In Election Year 2012, throughout the US, there’s a hue and cry for citizens’ (and non-citizens’) liberties and rights but no mention of citizen responsibilities. Translation: there is loud volume about “voters’ rights” (not to be devalued by requiring a photo ID to prove the voter is actually the person registered to vote). But, there isn’t even a whisper that — by casting individual ballots — voters have an irreversible responsibility in shaping our nation’s future. The best expression of that responsibility: the Catholic Church video “Test of Fire” when it states: “Your vote will affect the future and be recorded in eternity.”
For much too long the US has suffered the ACLU (American Civil Liberties Union) without a corresponding ACRU (American Citizens Responsibilities Union). The ACLU defends individuals’ (citizens and non-citizens) civil liberties to dissent, protest and weaken our nation’s fabric. An ACRU could strengthen the national fabric if enough citizens will accept and fulfill responsibilities commensurate with our liberties and rights.

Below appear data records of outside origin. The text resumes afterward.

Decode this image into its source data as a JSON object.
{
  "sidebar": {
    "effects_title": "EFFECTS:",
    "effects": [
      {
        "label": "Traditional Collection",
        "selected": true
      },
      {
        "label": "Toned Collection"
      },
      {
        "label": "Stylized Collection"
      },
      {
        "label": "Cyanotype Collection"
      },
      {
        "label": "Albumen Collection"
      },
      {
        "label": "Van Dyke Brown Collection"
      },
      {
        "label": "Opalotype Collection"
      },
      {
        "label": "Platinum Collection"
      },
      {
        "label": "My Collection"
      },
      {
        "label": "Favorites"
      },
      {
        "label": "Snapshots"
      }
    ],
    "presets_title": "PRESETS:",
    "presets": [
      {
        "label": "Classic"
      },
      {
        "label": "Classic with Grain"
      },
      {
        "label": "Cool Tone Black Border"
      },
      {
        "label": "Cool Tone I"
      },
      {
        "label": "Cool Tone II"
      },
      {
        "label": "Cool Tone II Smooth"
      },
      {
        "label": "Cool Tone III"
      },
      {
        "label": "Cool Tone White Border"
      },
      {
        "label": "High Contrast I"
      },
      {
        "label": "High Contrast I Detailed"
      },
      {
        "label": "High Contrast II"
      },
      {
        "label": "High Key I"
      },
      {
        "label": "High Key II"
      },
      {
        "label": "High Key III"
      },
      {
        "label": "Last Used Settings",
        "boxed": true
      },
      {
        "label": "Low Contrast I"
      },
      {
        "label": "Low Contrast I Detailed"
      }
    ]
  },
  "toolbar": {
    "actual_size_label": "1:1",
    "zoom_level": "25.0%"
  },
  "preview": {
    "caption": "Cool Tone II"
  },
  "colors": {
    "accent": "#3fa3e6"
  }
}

Consider a citizen’s right to vote. The requirements for a U.S. born citizen to vote are: 18 years old; register to vote with the county or parish clerk; present the registration certificate and vote in the next election through whatever methods provided. No tests are required to determine an individual voter’s knowledge of US: history; Constitution; economics, including taxation and government spending. The DOJ opposes requiring voters to display a valid photo ID as proof the person voting is the one registered to vote.
On the other hand, applicants for U.S. citizenship must be prepared to answer 100 questions about US: history; Constitution; economics including taxation and government spending. Citizens born in the U.S. should be required to be at least one-tenth as knowledgeable about our nation as legal immigration citizenship applicants.
Why not place, on the 2012 election ballot a Constitutional Amendment to
- require each voter registration applicant to pass a test about the U.S Constitution, history and economics before qualifying to vote because the
- right to vote carries an equal responsibility for each voter to be informed about the U.S. Constitution, history and economics including annual budgets, taxation, deficit spending and the national deficit?
- A test, in English, will be administered to each voter registration applicant. Applicants must score 70% to qualify to vote in the next election. Those failing can re-apply before the next following election.
Following are 10 questions. These may not be the final questions but any fair minded, rational, unprejudiced individual must admit they are an excellent beginning.,
- In what year did the U.S. Declaration of Independence issue?
- From what nation did the U.S. declare its independence?
- What war resulted from the Declaration of Independence?
The U.S. Constitution
- The U.S. Constitution was drafted in what city and state?
- The first 10 amendments to the Constitution are known as:
- Name the three branches of government described in Articles 1, 2, and 3:
- Which branch of government has the power to declare war?
- Which branch of government has the power to levy taxes?
- The U.S. government can spend more money than it collects in taxes annually. True or False?
- U.S. national debt currently exceeds $10 trillion. True or False?